We already know neutrinos break the mold of the Standard Model. The question is: By how much?

For Symmetry Magazine:

Tested and verified with ever increasing precision, the Standard Model of particle physics is a remarkably elegant way of understanding the relationships between particles and their interactions. But physicists know it’s not the whole story: It provides no answer to some puzzling questions, such as the identity of the invisible dark matter that constitutes most of the mass in the universe.

As a result, in the search for physics beyond the Standard Model, one area of notably keen interest continues to be neutrinos.

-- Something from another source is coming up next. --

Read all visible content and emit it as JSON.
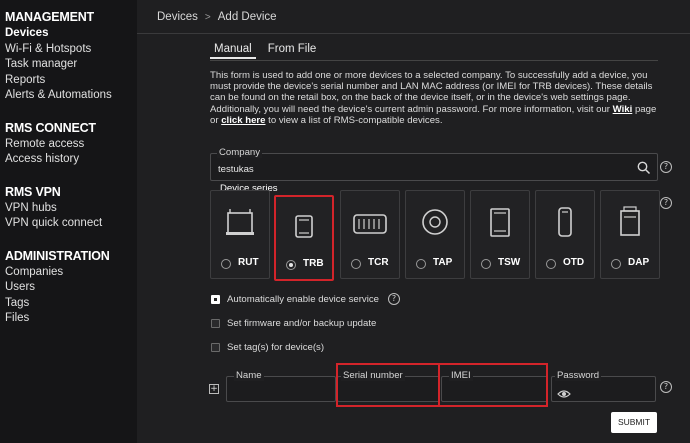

In the Standard Model, neutrinos come in three kinds, or flavors: electron neutrinos, muon neutrinos and tau neutrinos. This mirrors the other matter particles in the Standard Model, which each can be organized into three groups. But some experiments have shown hints for a new type of neutrino, one that doesn’t fit neatly into this simple picture.

[Read the rest at Symmetry Magazine]